All good things must come to an end, and today we say goodbye to GDC 2018. As usual, the Game Developers Conference didn't disappoint. During our time here in San Francisco, we found a slew of indie titles that were incredibly fun to play and gorgeous to look at, including Black Future 88, Children of Morta and Guacamelee! 2. Oh and how can we forget Scissors the that than, the weird first-person action game that makes you use physical giant scissors as the controller. We also got to check out Oculus Go, the $200 standalone headset that's expected to launch in May -- it's sleek, lightweight and comfortable.
According to Deadline, Street Fighter fans should keep an eye out for a new TV series currently in development from Entertainment One. The producers of the new show were previously involved with the web series Street Fighter: Assassin's Fist, and now we'll find out what they can do for TV. Capcom's Street Fighter executive producer Yoshinori Ono said: "After a long search, guided by the team behind Assassin's Fist, we are delighted to be partnering with a company with the outstanding TV experience of Mark Gordon and eOne. They have the credentials to help us launch a faithful adaptation of Street Fighter as a major TV series."
Gamers may know Games Workshop's popular tabletop game Warhammer: Age of Sigmar (the fantasy counterpart to Warhammer 40,000) is getting its own card game for PC later this year -- and it'll benefit from augmented reality. Warhammer: Age of Sigmar Champions, as it's called, includes physical cards, a digital game and an augmented reality engine to animate the former.

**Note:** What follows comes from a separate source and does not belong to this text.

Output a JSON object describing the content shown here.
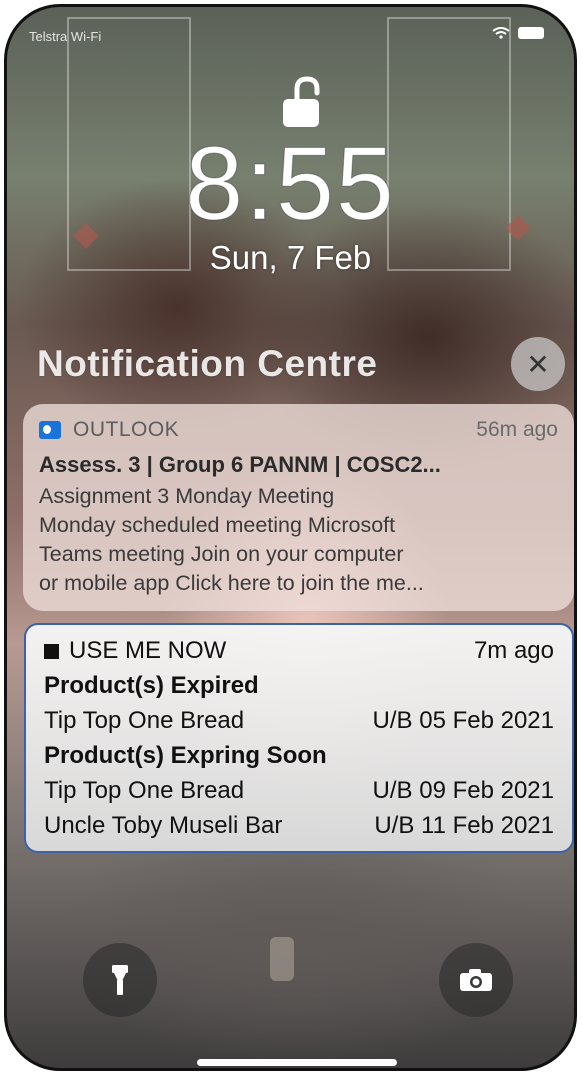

Where Cards Fall looks like a dream. Literally, I've had dreams that feel like this game -- the world is segmented into blocky platforms covered in grass, asphalt and clouds, as if a rudimentary algorithm was asked to create cities and forests, and it spat out gorgeous geometric interpretations of the real world. The game's art style highlights this dreamlike quality, covering all those cubes and slopes in soft, hand-drawn colors and dramatic shadows while ambient music hums in the background.
The first time I played Settlers of Catan was probably 2006. I didn't really know much about board games, aside from old classics like Monopoly, so when a friend brought it out at a party I was intrigued. To my surprise, I liked it. And, it turns out, many others did as well -- as of 2015, more than 22 million copies of the game (created in 1995) have sold worldwide. I too bought a copy for myself, and when the app version came out, I played it non-stop. It got to a point where, frankly, I played it so much that I got sick of it, and ended up deleting the app and giving the game away.
Last June, venerated gaming company Atari announced that it was making a comeback. Specifically, that it would be jumping back into the console market with a retro-style entertainment system it dubbed at the time, the Ataribox. Eleven months later, we can finally see the results of the company's IndieGoGo crowdfunding campaign: say hello to the 2600-inspired Atari VCS.
Denise Chaudhari had never touched a gamepad before stepping onto Microsoft's campus as a contractor. The first woman to join the Xbox team, Chaudhari had studied ergonomics and industrial design at the prestigious Rhode Island School of Design but didn't have any experience with joysticks. That's part of why Xbox's Jim Stewart was so excited to bring her on board: Her ideas wouldn't be based on preconceived notions of what a gamepad had to be.